┌─ Data for this exercise
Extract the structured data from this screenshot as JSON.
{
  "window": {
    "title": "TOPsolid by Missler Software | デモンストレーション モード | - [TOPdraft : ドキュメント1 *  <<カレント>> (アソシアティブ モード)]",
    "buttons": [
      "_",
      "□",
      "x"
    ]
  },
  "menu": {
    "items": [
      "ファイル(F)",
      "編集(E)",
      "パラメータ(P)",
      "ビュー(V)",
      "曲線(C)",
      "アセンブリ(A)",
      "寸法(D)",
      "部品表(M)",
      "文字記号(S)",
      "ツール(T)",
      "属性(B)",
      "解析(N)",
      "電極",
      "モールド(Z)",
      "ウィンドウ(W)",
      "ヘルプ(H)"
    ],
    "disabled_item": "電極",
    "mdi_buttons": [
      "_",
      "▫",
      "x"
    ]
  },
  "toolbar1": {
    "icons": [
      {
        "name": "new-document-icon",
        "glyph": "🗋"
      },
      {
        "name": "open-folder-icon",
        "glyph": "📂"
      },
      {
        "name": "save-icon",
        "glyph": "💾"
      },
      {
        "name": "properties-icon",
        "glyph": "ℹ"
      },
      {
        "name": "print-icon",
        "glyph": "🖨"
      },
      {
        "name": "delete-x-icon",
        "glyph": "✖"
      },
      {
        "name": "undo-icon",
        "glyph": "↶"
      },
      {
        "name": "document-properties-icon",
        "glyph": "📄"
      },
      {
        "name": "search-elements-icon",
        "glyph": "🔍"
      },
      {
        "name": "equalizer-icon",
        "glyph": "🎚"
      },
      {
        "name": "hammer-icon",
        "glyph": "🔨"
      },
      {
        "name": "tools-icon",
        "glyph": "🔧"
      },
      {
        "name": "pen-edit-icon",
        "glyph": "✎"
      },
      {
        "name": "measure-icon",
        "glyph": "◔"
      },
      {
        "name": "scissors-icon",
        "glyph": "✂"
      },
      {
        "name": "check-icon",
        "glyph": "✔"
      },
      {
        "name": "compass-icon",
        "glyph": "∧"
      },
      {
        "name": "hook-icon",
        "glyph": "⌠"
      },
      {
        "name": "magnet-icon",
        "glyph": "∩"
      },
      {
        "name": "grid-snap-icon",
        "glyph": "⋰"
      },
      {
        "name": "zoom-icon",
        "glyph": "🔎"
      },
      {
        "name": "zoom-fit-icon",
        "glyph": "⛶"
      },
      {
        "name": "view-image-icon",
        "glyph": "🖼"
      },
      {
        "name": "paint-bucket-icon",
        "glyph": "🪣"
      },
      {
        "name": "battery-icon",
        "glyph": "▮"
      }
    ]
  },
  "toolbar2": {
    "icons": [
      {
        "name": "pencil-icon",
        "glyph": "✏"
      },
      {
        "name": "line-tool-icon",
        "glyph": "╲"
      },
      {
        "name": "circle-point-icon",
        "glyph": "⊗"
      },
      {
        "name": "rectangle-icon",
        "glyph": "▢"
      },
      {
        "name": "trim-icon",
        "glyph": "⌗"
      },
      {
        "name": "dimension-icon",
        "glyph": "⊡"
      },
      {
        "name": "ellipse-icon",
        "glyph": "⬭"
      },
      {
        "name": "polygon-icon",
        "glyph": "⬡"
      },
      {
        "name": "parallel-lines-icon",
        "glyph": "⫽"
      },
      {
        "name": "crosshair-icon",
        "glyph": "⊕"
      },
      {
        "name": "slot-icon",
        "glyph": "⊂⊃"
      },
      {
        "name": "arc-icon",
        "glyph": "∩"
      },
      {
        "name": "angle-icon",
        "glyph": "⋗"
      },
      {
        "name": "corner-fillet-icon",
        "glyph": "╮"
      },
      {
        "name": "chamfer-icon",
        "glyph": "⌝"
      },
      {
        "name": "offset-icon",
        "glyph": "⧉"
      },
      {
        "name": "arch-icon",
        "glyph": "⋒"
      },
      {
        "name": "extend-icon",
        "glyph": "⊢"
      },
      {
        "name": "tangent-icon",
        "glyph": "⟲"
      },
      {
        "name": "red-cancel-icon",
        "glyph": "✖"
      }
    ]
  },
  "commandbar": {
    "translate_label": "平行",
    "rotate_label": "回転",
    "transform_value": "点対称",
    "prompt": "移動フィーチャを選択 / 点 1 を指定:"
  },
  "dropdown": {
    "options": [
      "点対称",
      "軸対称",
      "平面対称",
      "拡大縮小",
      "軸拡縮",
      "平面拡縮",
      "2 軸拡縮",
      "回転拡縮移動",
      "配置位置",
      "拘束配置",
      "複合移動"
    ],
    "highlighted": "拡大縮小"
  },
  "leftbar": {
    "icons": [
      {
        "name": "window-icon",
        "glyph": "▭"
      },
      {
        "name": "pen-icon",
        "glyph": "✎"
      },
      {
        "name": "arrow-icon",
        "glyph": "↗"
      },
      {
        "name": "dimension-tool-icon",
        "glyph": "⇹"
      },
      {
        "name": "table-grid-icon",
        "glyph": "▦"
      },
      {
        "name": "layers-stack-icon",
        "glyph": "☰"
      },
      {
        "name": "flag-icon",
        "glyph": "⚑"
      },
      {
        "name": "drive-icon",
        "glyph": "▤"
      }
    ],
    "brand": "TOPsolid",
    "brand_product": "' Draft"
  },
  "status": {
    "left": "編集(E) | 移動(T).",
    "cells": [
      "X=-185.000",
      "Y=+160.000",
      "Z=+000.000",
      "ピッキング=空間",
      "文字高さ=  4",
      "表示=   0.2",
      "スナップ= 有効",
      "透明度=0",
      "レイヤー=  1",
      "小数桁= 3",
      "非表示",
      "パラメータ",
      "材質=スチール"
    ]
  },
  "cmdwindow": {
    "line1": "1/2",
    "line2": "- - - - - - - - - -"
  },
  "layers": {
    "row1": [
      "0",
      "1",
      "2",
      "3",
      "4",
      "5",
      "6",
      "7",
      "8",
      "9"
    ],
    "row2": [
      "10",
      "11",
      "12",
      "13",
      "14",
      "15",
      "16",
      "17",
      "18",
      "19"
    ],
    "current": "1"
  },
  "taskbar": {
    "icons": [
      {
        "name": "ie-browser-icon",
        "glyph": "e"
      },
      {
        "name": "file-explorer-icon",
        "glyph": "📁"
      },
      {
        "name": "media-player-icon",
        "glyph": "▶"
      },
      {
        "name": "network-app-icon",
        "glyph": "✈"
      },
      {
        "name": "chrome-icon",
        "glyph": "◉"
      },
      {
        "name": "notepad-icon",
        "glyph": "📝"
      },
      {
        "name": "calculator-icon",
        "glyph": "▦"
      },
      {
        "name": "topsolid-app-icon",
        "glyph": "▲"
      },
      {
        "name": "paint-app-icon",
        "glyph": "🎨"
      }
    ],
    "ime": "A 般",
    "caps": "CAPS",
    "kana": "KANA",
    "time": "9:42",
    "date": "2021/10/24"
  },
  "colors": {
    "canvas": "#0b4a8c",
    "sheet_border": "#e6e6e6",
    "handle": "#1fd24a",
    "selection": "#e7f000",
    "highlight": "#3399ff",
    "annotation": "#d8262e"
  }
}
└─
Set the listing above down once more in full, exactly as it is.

Result of the exercise >>
Extract the structured data from this screenshot as JSON.
{
  "window": {
    "title": "TOPsolid by Missler Software | デモンストレーション モード | - [TOPdraft : ドキュメント1 *  <<カレント>> (アソシアティブ モード)]",
    "buttons": [
      "_",
      "□",
      "x"
    ]
  },
  "menu": {
    "items": [
      "ファイル(F)",
      "編集(E)",
      "パラメータ(P)",
      "ビュー(V)",
      "曲線(C)",
      "アセンブリ(A)",
      "寸法(D)",
      "部品表(M)",
      "文字記号(S)",
      "ツール(T)",
      "属性(B)",
      "解析(N)",
      "電極",
      "モールド(Z)",
      "ウィンドウ(W)",
      "ヘルプ(H)"
    ],
    "disabled_item": "電極",
    "mdi_buttons": [
      "_",
      "▫",
      "x"
    ]
  },
  "toolbar1": {
    "icons": [
      {
        "name": "new-document-icon",
        "glyph": "🗋"
      },
      {
        "name": "open-folder-icon",
        "glyph": "📂"
      },
      {
        "name": "save-icon",
        "glyph": "💾"
      },
      {
        "name": "properties-icon",
        "glyph": "ℹ"
      },
      {
        "name": "print-icon",
        "glyph": "🖨"
      },
      {
        "name": "delete-x-icon",
        "glyph": "✖"
      },
      {
        "name": "undo-icon",
        "glyph": "↶"
      },
      {
        "name": "document-properties-icon",
        "glyph": "📄"
      },
      {
        "name": "search-elements-icon",
        "glyph": "🔍"
      },
      {
        "name": "equalizer-icon",
        "glyph": "🎚"
      },
      {
        "name": "hammer-icon",
        "glyph": "🔨"
      },
      {
        "name": "tools-icon",
        "glyph": "🔧"
      },
      {
        "name": "pen-edit-icon",
        "glyph": "✎"
      },
      {
        "name": "measure-icon",
        "glyph": "◔"
      },
      {
        "name": "scissors-icon",
        "glyph": "✂"
      },
      {
        "name": "check-icon",
        "glyph": "✔"
      },
      {
        "name": "compass-icon",
        "glyph": "∧"
      },
      {
        "name": "hook-icon",
        "glyph": "⌠"
      },
      {
        "name": "magnet-icon",
        "glyph": "∩"
      },
      {
        "name": "grid-snap-icon",
        "glyph": "⋰"
      },
      {
        "name": "zoom-icon",
        "glyph": "🔎"
      },
      {
        "name": "zoom-fit-icon",
        "glyph": "⛶"
      },
      {
        "name": "view-image-icon",
        "glyph": "🖼"
      },
      {
        "name": "paint-bucket-icon",
        "glyph": "🪣"
      },
      {
        "name": "battery-icon",
        "glyph": "▮"
      }
    ]
  },
  "toolbar2": {
    "icons": [
      {
        "name": "pencil-icon",
        "glyph": "✏"
      },
      {
        "name": "line-tool-icon",
        "glyph": "╲"
      },
      {
        "name": "circle-point-icon",
        "glyph": "⊗"
      },
      {
        "name": "rectangle-icon",
        "glyph": "▢"
      },
      {
        "name": "trim-icon",
        "glyph": "⌗"
      },
      {
        "name": "dimension-icon",
        "glyph": "⊡"
      },
      {
        "name": "ellipse-icon",
        "glyph": "⬭"
      },
      {
        "name": "polygon-icon",
        "glyph": "⬡"
      },
      {
        "name": "parallel-lines-icon",
        "glyph": "⫽"
      },
      {
        "name": "crosshair-icon",
        "glyph": "⊕"
      },
      {
        "name": "slot-icon",
        "glyph": "⊂⊃"
      },
      {
        "name": "arc-icon",
        "glyph": "∩"
      },
      {
        "name": "angle-icon",
        "glyph": "⋗"
      },
      {
        "name": "corner-fillet-icon",
        "glyph": "╮"
      },
      {
        "name": "chamfer-icon",
        "glyph": "⌝"
      },
      {
        "name": "offset-icon",
        "glyph": "⧉"
      },
      {
        "name": "arch-icon",
        "glyph": "⋒"
      },
      {
        "name": "extend-icon",
        "glyph": "⊢"
      },
      {
        "name": "tangent-icon",
        "glyph": "⟲"
      },
      {
        "name": "red-cancel-icon",
        "glyph": "✖"
      }
    ]
  },
  "commandbar": {
    "translate_label": "平行",
    "rotate_label": "回転",
    "transform_value": "点対称",
    "prompt": "移動フィーチャを選択 / 点 1 を指定:"
  },
  "dropdown": {
    "options": [
      "点対称",
      "軸対称",
      "平面対称",
      "拡大縮小",
      "軸拡縮",
      "平面拡縮",
      "2 軸拡縮",
      "回転拡縮移動",
      "配置位置",
      "拘束配置",
      "複合移動"
    ],
    "highlighted": "拡大縮小"
  },
  "leftbar": {
    "icons": [
      {
        "name": "window-icon",
        "glyph": "▭"
      },
      {
        "name": "pen-icon",
        "glyph": "✎"
      },
      {
        "name": "arrow-icon",
        "glyph": "↗"
      },
      {
        "name": "dimension-tool-icon",
        "glyph": "⇹"
      },
      {
        "name": "table-grid-icon",
        "glyph": "▦"
      },
      {
        "name": "layers-stack-icon",
        "glyph": "☰"
      },
      {
        "name": "flag-icon",
        "glyph": "⚑"
      },
      {
        "name": "drive-icon",
        "glyph": "▤"
      }
    ],
    "brand": "TOPsolid",
    "brand_product": "' Draft"
  },
  "status": {
    "left": "編集(E) | 移動(T).",
    "cells": [
      "X=-185.000",
      "Y=+160.000",
      "Z=+000.000",
      "ピッキング=空間",
      "文字高さ=  4",
      "表示=   0.2",
      "スナップ= 有効",
      "透明度=0",
      "レイヤー=  1",
      "小数桁= 3",
      "非表示",
      "パラメータ",
      "材質=スチール"
    ]
  },
  "cmdwindow": {
    "line1": "1/2",
    "line2": "- - - - - - - - - -"
  },
  "layers": {
    "row1": [
      "0",
      "1",
      "2",
      "3",
      "4",
      "5",
      "6",
      "7",
      "8",
      "9"
    ],
    "row2": [
      "10",
      "11",
      "12",
      "13",
      "14",
      "15",
      "16",
      "17",
      "18",
      "19"
    ],
    "current": "1"
  },
  "taskbar": {
    "icons": [
      {
        "name": "ie-browser-icon",
        "glyph": "e"
      },
      {
        "name": "file-explorer-icon",
        "glyph": "📁"
      },
      {
        "name": "media-player-icon",
        "glyph": "▶"
      },
      {
        "name": "network-app-icon",
        "glyph": "✈"
      },
      {
        "name": "chrome-icon",
        "glyph": "◉"
      },
      {
        "name": "notepad-icon",
        "glyph": "📝"
      },
      {
        "name": "calculator-icon",
        "glyph": "▦"
      },
      {
        "name": "topsolid-app-icon",
        "glyph": "▲"
      },
      {
        "name": "paint-app-icon",
        "glyph": "🎨"
      }
    ],
    "ime": "A 般",
    "caps": "CAPS",
    "kana": "KANA",
    "time": "9:42",
    "date": "2021/10/24"
  },
  "colors": {
    "canvas": "#0b4a8c",
    "sheet_border": "#e6e6e6",
    "handle": "#1fd24a",
    "selection": "#e7f000",
    "highlight": "#3399ff",
    "annotation": "#d8262e"
  }
}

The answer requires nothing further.